I originally wrote this article before we had our current relapse policy at Freedom. People cannot relapse and simply join back up at Freedom now. All a relapsed person can do is read what we have to offer. This may not be such a bad thing though--there is a pretty good chance that if the relapsed member had spent his or her time reading the first time around he or she would never have relapsed.
The example in this story is still an important one, hitting home the point the importance of making this quit continue to succeed by simply sticking to the personal commitment you made when you joined up at Freedom to never take another puff.
At times we get past Freedom members return to quit again after they have relapsed. Some only had a few days into the last quit, others had significant time periods into quits before losing them. I am glad that they found their ways back to Freedom, but I want to make sure that they understand and that everyone else here understands the seriousness of the past failure.
Most other boards and most other people would take offense at that past line, referring to the last lost quit as a failure. But for all practical purposes that is what it was. Even quits that last for years or decades are failures if a person loses it. We don't want anyone minimizing this fact, for those who do often have the attitude that if they relapse they will simply quit again.
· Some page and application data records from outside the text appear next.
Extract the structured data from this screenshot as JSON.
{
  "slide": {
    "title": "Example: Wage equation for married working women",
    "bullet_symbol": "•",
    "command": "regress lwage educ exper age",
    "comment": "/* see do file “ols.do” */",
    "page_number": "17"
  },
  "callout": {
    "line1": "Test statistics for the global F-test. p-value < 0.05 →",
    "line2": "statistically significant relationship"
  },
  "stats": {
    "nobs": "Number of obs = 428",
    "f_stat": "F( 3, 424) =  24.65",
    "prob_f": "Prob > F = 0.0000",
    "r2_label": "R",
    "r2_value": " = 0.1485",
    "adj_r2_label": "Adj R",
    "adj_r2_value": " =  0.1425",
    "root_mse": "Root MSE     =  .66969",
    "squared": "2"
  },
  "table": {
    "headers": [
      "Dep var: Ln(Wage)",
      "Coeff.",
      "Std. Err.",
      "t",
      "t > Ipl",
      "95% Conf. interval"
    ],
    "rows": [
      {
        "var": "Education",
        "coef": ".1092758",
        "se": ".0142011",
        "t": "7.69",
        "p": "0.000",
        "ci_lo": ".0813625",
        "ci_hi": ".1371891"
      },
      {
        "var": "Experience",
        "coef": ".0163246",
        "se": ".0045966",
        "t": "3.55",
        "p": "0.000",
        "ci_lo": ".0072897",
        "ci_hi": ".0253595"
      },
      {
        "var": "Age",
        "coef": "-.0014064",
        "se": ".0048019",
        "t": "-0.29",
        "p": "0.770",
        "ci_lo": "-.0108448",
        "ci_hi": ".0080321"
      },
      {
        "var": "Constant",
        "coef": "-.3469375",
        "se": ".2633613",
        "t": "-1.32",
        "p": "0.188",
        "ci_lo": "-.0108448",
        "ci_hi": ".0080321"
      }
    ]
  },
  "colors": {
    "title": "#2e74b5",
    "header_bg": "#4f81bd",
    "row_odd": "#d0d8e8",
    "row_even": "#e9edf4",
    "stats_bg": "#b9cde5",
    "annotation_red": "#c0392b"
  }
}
The fact is you don't know that the person will quit again, or that they will quit in time to save his or her life.
Many years ago I had a man in my clinic named John. John was a pretty high profile public figure, in his early 40's who had many great accomplishments in his life. He came to my clinic, lasted a few days and lost the quit. He was in the middle of a high profile media situation and just decided he needed his focus and the stakes of what he was involved with at the time were just too high to deal with withdrawal. John explained this to me, and promised he would return again one day when things would be better.
Well, I have heard this hundreds of times before, and while occasionally people do return, it is not the majority and probably not even a significantly high percentage. Being that I was having 50 or more people at a time in these clinics, I couldn't spend much time dealing with those who were not quitting.
Three year later John does return to the clinic and does quit smoking. He did great his second time around. Not only did he quit, but he became a regular volunteer for me, coming to many clinics as a panelist to help people first quitting. He also sent in lots of people, probably 15 to 20 over the next couple of years.
About three years after John's quit, he was going in for a physical and to his surprise there was a small spot on his chest x-ray. When it was biopsied they found out John had cancer. He was about 48 at the time, in the peak of his career, still had children of school age and now was facing this terrible diagnosis. It was a horrible shock to many people. As is often the case with lung cancer, it was a fast deterioration. Within a year and a half John had succumbed to the disease.
I went to John's funeral--it was huge. There were hundreds and hundreds of people there. Many I knew, some because of their high public profile, but more because John had sent in so many people to the clinic in the time period that he was off smoking. Even after the diagnosis he was still sending people in.
One of the men there was from one of the recent clinics and had told me how tragic this was that John had lost his life and how his lost quit was probably the reason. To be realistic I told him that it is possible that if John had quit the first time in the clinic it may not have made a difference. He basically found out he had lung cancer three years after he quit, and that lung cancer could be present for 5 years or even 10 years without presenting symptoms or even showing up on the x-ray. Being that the day I met him was about 6 years before the diagnosis, it was not totally improbable that at that time the cancer had already been initiated and was silently growing.
The man then proceeded to tell me that my clinic was not the first clinic John had tried. That in fact, 10 years before joining that first group with me, he and John had gone to another local clinic together to quit and both in a matter of days wrote it off as a bad time to quit--but knew they would both quit again one day.
Well John was right, he did eventually quit again one day. But it turned out to be over 16 years later. Now the odds were quite different--if he had quit that first time around he probably would never had developed the disease that ultimately cost him his life.
The lesson here needs to be once you have a quit going, do everything in your power to make it last. While you are seeing people come back who just seem to be quitting again, if you relapse you just don't know you will ever get the strength or desire to quit again, and that even if you do, you don't know whether something won't go wrong in the interim period before the next quit.
John is not the only person I know who fits this profile--I know lots of them--people who could have had extra years and extra decades who lost them by minimizing the implications of not quitting or of relapsing. Once you have a quit smoking, understand your very life is contingent on understanding the importance of knowing to never take another puff!